9. When sentencing, His Honour Judge Carr expressly stated that he did not sentence on the basis that the appellant had committed any contact offences, for there was no evidence to that effect. But he said that the parents of the children were concerned about the realisation that they had placed their trust in someone unworthy of that trust. Moreover, what the appellant had done was “something more serious than simply a failure to notify for the purposes of a holiday that overstayed. It was a deliberate attempt to avoid the notification to allow you to once again work with children in countries where the checks either took time or did not occur at all”.
10. We agree. In the circumstances of this case we do not accept the proposition in the Advice on Appeal that “the false information given by [the appellant] was relatively innocuous”. The judge was, in our judgment, right to regard this offence as one crossing the custody threshold. The sentencing guidelines do not cover offences contrary to section 91 of the Sexual Offences Act 2003, for which the maximum sentence is five years’ imprisonment.
11. In this case the original offences for which the appellant was sentenced in 2007 were serious offences involving young children, in particular young boys. The breach in 2010 was deliberate and dishonest. It led to the appellant flouting the restrictions placed on him, prohibiting him from working with children, which he proceeded to do over a significant period. However, the breach took place some three years after the imposition of the requirements to give notice. This was the first, albeit serious, breach of the requirements. There was no evidence of any actual unlawful contact between the appellant and the children in Spain and Cambodia.
12. We have noted that in his sentencing remarks the judge, unfortunately, made no reference to any credit that he might have given to the appellant for his guilty plea, except to note at the outset that he had done so. The preliminary hearing took place on 24th November 2015, but the respondents agree that the appellant pleaded guilty at what was in effect the earliest practicable opportunity. Assuming full credit to have been given, even though that was not expressly stated, the sentence of 18 months’ imprisonment imports a starting point of 27 months.
13. Despite Mr Hilliard’s valiant submissions, we have concluded that the judge was entitled to take a serious view of the appellant’s deliberately dishonest conduct, designed as it was to avoid the notification provisions, thereby undermining the intended protection that the provisions are intended to provide. A starting point, after a trial, of 27 months’ imprisonment for the appellant’s criminal conduct was not in our judgment excessive.
14. Accordingly, the sentence of 18 months’ imprisonment was amply justified. In those circumstances this appeal is dismissed.
Index of Newspaper and Journal articles on this blog 
Index of Court Appeals on this blog 
Please note that victims of abuse may be triggered by reading this information. These links are generally UK based.
- The Sanctuary for the Abused [A] has advice on how to prevent triggers.

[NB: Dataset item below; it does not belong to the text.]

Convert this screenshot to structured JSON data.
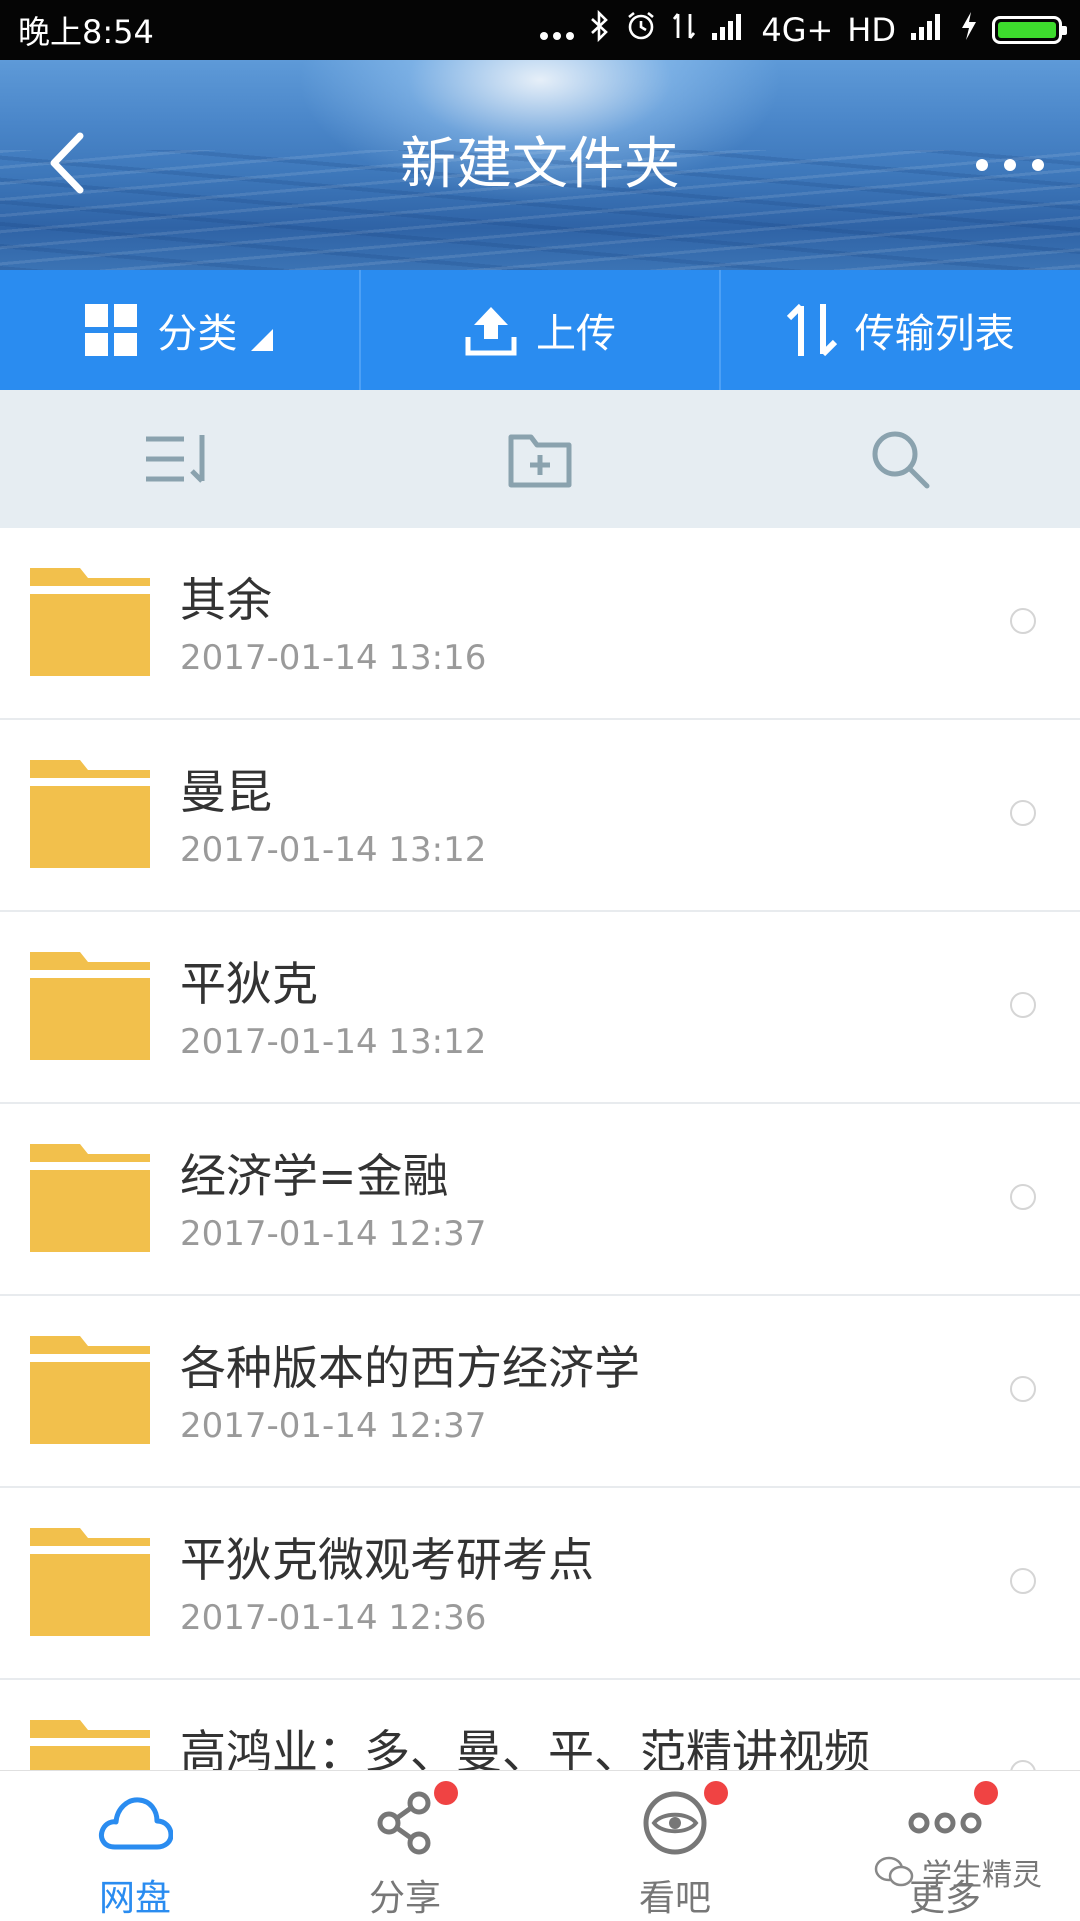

- National Association for People Abused in Childhood [B] has a freephone helpline and has links to local support groups.
- Other useful sites are One in Four [C]
- and Havoca [D].
- Useful post on Triggers [E] from SurvivorsJustice [F] blog.
- Jim Hoppers pages on Mindfulness [G] and Meditation [H] may be useful.
- Hwaairfan blog An Indigenous Australian Approach to Healing Trauma [J]
- Survivors UK for victims and survivors of male rape or the sexual abuse of men [K]
- Voicing CSA group [L] helps arrange survivors meetings in your area
 Index of Newspaper and Journal articles on this blog https://cathyfox.wordpress.com/2015/05/23/newspaper-stories-index-timeline/
 Index of Court Appeals EWCA on this blog https://cathyfox.wordpress.com/2015/05/08/a-timeline-of-court-and-ewca-documentation-on-cathy-fox-blog/